▼

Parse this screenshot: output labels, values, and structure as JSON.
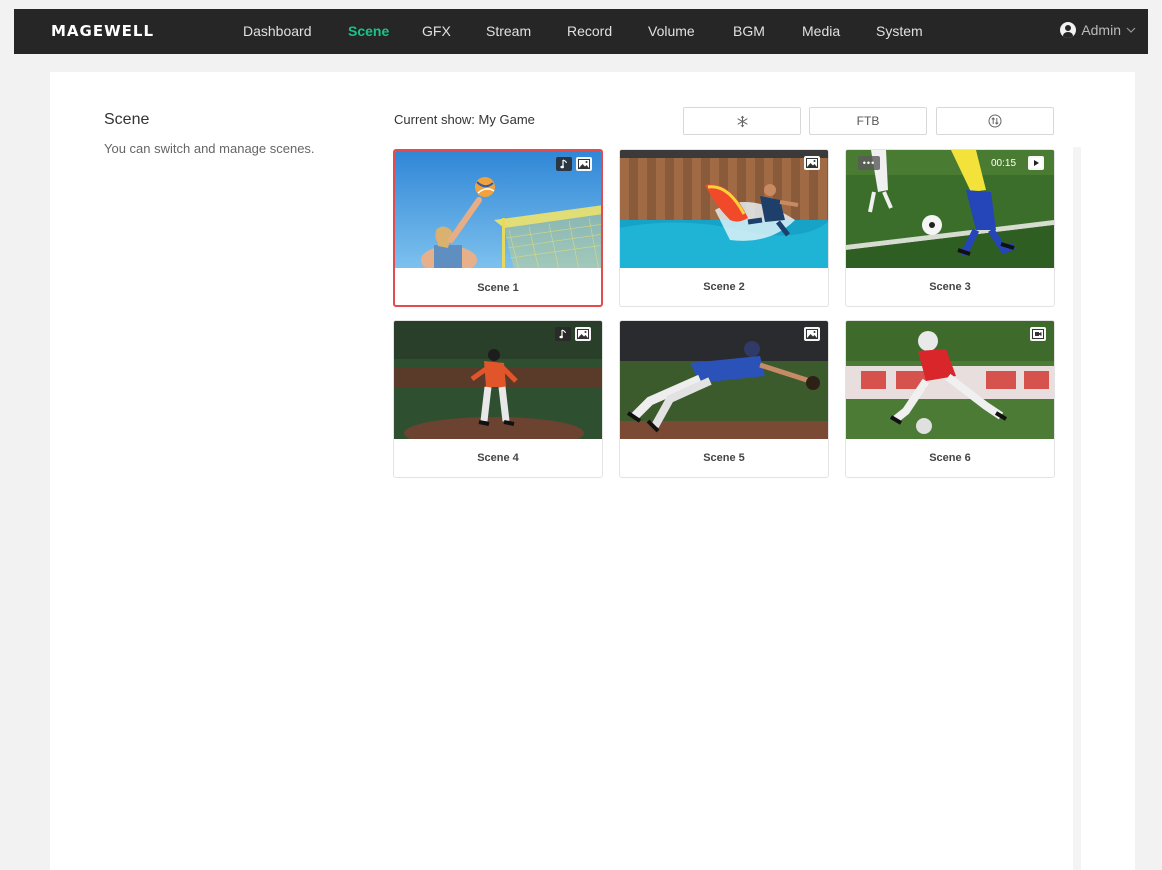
{
  "header": {
    "logo": "MAGEWELL",
    "nav": [
      {
        "label": "Dashboard",
        "active": false
      },
      {
        "label": "Scene",
        "active": true
      },
      {
        "label": "GFX",
        "active": false
      },
      {
        "label": "Stream",
        "active": false
      },
      {
        "label": "Record",
        "active": false
      },
      {
        "label": "Volume",
        "active": false
      },
      {
        "label": "BGM",
        "active": false
      },
      {
        "label": "Media",
        "active": false
      },
      {
        "label": "System",
        "active": false
      }
    ],
    "user": {
      "name": "Admin",
      "icon": "user-avatar-icon",
      "dropdown_icon": "chevron-down-icon"
    }
  },
  "section": {
    "title": "Scene",
    "description": "You can switch and manage scenes."
  },
  "toolbar": {
    "current_show": "Current show: My Game",
    "buttons": [
      {
        "name": "freeze-button",
        "icon": "snowflake-icon",
        "label": ""
      },
      {
        "name": "ftb-button",
        "icon": "",
        "label": "FTB"
      },
      {
        "name": "swap-button",
        "icon": "swap-circle-icon",
        "label": ""
      }
    ]
  },
  "scenes": [
    {
      "label": "Scene 1",
      "selected": true,
      "badges": [
        "audio-note-icon",
        "image-icon"
      ],
      "subject": "beach volleyball"
    },
    {
      "label": "Scene 2",
      "selected": false,
      "badges": [
        "image-icon"
      ],
      "subject": "surfing"
    },
    {
      "label": "Scene 3",
      "selected": false,
      "badges": [
        "more-dots-icon",
        "00:15",
        "play-icon"
      ],
      "subject": "soccer"
    },
    {
      "label": "Scene 4",
      "selected": false,
      "badges": [
        "audio-note-icon",
        "image-icon"
      ],
      "subject": "baseball pitcher"
    },
    {
      "label": "Scene 5",
      "selected": false,
      "badges": [
        "image-icon"
      ],
      "subject": "baseball dive"
    },
    {
      "label": "Scene 6",
      "selected": false,
      "badges": [
        "video-camera-icon"
      ],
      "subject": "football"
    }
  ],
  "scene3_time": "00:15",
  "colors": {
    "accent": "#19c38a",
    "selected_border": "#e24c4c",
    "topbar": "#262626"
  }
}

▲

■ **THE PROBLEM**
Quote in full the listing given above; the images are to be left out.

■ **EXERCISE SOLUTION**
Parse this screenshot: output labels, values, and structure as JSON.
{
  "header": {
    "logo": "MAGEWELL",
    "nav": [
      {
        "label": "Dashboard",
        "active": false
      },
      {
        "label": "Scene",
        "active": true
      },
      {
        "label": "GFX",
        "active": false
      },
      {
        "label": "Stream",
        "active": false
      },
      {
        "label": "Record",
        "active": false
      },
      {
        "label": "Volume",
        "active": false
      },
      {
        "label": "BGM",
        "active": false
      },
      {
        "label": "Media",
        "active": false
      },
      {
        "label": "System",
        "active": false
      }
    ],
    "user": {
      "name": "Admin",
      "icon": "user-avatar-icon",
      "dropdown_icon": "chevron-down-icon"
    }
  },
  "section": {
    "title": "Scene",
    "description": "You can switch and manage scenes."
  },
  "toolbar": {
    "current_show": "Current show: My Game",
    "buttons": [
      {
        "name": "freeze-button",
        "icon": "snowflake-icon",
        "label": ""
      },
      {
        "name": "ftb-button",
        "icon": "",
        "label": "FTB"
      },
      {
        "name": "swap-button",
        "icon": "swap-circle-icon",
        "label": ""
      }
    ]
  },
  "scenes": [
    {
      "label": "Scene 1",
      "selected": true,
      "badges": [
        "audio-note-icon",
        "image-icon"
      ],
      "subject": "beach volleyball"
    },
    {
      "label": "Scene 2",
      "selected": false,
      "badges": [
        "image-icon"
      ],
      "subject": "surfing"
    },
    {
      "label": "Scene 3",
      "selected": false,
      "badges": [
        "more-dots-icon",
        "00:15",
        "play-icon"
      ],
      "subject": "soccer"
    },
    {
      "label": "Scene 4",
      "selected": false,
      "badges": [
        "audio-note-icon",
        "image-icon"
      ],
      "subject": "baseball pitcher"
    },
    {
      "label": "Scene 5",
      "selected": false,
      "badges": [
        "image-icon"
      ],
      "subject": "baseball dive"
    },
    {
      "label": "Scene 6",
      "selected": false,
      "badges": [
        "video-camera-icon"
      ],
      "subject": "football"
    }
  ],
  "scene3_time": "00:15",
  "colors": {
    "accent": "#19c38a",
    "selected_border": "#e24c4c",
    "topbar": "#262626"
  }
}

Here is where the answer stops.